Piggy’s death was perfunctory, underbuilt rearstage and too brusque – almost comic – and weakened by the fact the play, or this reading, didn’t dictate earlier the symbolic breaking of his glasses, so crucial a prophetic sign and a turning point in the whole. Roger’s late obscenity, while funny, was out of character with the rest.

The staging of the initial crash was so intelligent – characters skilfully arranged, with no props, to look like an airline cabin – and the use of light so effective from the outset, that this production won us from the start. The end of the Brook film, when the camera pans up from a terrified Ralph on to the foot and then white shorts of a naval officer, is too much to be able to equal. I thought the final chase of Ralph was a mite weak, and the denouement itself, well enough done, could have been more strikingly choreographed. But the moment of silence before it – and several other such earlier in the play – seemed brilliantly judged. The curtain calls were impeccable, and that’s always a sign of a good show. To 01-02-14.I didn’t quite understand why Ralph seemed somehow caught up in the capture of Simon (although an impressive pink cyclorama impacted well), but I suspect it may be true to the book.The staging of the initial crash was so intelligent – characters skilfully arranged, with no props, to look like an airline cabin – and the use of light so effective from the 

Piggy’s death was perfunctory, underbuilt rearstage and too brusque – almost comic – and weakened by the fact the play, or this reading, didn’t dictate earlier the symbolic breaking of his glasses, so crucial a prophetic sign and a turning point in the whole. Roger’s late obscenity, while funny, was out of character with the rest.

Roderic Dunnett

www.behindthearras.com

1001 PYT Nights

November 2013

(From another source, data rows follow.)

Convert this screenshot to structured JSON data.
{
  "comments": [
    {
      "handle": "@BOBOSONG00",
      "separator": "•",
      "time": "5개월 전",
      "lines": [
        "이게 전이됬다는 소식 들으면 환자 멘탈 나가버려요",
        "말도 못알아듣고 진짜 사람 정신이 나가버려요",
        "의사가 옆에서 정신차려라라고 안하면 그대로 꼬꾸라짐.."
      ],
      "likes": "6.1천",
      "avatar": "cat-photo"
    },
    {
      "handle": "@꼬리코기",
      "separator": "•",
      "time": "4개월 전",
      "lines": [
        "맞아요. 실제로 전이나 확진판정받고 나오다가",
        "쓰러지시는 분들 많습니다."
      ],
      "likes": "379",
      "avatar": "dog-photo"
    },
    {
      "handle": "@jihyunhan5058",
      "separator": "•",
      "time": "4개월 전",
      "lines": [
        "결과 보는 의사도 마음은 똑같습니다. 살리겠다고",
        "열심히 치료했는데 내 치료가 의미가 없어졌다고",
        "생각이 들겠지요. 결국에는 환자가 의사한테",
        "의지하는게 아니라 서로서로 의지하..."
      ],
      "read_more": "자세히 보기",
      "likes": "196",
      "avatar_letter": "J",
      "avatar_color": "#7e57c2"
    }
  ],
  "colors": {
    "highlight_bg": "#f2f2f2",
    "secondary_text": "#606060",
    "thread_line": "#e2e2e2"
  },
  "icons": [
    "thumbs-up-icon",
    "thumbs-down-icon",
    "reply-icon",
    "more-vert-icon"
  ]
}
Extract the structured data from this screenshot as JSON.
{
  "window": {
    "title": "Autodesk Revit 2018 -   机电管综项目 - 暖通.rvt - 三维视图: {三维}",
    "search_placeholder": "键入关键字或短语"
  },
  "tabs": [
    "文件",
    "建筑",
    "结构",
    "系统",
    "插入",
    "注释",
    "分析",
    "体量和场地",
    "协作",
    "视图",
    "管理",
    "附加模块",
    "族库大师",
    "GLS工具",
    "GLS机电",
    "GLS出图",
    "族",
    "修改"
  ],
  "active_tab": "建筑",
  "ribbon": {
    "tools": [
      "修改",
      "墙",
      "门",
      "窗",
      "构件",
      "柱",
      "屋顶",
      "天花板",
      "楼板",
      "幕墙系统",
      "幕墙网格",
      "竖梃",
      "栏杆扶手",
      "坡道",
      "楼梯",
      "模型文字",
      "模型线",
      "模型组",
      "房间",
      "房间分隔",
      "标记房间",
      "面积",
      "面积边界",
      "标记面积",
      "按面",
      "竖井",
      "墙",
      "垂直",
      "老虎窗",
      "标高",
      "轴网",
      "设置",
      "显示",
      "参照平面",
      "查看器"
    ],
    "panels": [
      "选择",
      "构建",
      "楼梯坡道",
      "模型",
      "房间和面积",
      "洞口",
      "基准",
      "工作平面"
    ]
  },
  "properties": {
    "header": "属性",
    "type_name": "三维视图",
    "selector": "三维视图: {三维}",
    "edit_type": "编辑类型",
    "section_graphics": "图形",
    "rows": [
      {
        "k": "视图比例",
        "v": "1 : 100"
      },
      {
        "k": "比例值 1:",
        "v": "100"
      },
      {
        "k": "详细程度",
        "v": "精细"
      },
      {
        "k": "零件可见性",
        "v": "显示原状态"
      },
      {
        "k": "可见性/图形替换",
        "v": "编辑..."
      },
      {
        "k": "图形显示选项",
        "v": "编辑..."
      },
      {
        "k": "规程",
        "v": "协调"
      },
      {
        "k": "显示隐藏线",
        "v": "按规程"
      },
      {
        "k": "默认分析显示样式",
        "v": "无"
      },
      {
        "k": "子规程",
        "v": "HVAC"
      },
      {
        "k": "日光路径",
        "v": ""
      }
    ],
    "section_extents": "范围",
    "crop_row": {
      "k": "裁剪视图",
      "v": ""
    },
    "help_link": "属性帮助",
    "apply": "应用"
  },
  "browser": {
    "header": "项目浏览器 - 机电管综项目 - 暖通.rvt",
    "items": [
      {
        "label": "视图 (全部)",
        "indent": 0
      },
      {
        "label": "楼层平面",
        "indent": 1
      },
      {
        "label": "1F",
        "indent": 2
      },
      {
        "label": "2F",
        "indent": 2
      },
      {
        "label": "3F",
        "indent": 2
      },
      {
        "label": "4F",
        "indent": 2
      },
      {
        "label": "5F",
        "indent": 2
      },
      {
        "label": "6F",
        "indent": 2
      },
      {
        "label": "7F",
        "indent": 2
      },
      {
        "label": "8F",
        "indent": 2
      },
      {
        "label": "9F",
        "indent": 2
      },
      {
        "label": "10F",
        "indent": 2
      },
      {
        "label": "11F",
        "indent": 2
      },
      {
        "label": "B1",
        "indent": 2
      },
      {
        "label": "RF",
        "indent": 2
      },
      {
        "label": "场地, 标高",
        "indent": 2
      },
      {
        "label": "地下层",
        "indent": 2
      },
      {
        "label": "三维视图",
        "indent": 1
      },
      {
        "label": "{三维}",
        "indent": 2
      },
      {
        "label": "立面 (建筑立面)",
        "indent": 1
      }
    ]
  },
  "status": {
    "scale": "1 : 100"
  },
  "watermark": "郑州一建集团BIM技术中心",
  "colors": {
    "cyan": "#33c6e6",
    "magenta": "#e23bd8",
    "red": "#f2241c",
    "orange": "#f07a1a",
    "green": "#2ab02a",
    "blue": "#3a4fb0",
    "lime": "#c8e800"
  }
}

The Tuesday 2 group presented their improvised performance based on the stories from 1001 Arabian Nights in the Room Upstairs.  They spent the last two terms working on this performance, using interesting improvisation and storytelling techniques.

The Wizard of Oz

July 2013

“Came to see the Wizard of Oz with my cousin from Canada and we thought the performance was excellent. Dorothy had the most beautiful voice. The witch was so entertaining and she sounded so much like the one of the Wizard of Oz. Well done to all those wonderful children that made the show. The lion, Tin man and scarecrow were brilliant.  Thanks for entertaining, you will all go far in life.”

The Lion, The Witch and The Wardrobe

January 2013

“Thanks to everyone involved with The Lion, the Witch and the Wardrobe for making my last show so great! Can’t believe I’ve had nearly ten years in the Palace Youth Theatre and now its all over, you are all amazing! xxxxxx” Emma Gardner

From our What’s On section...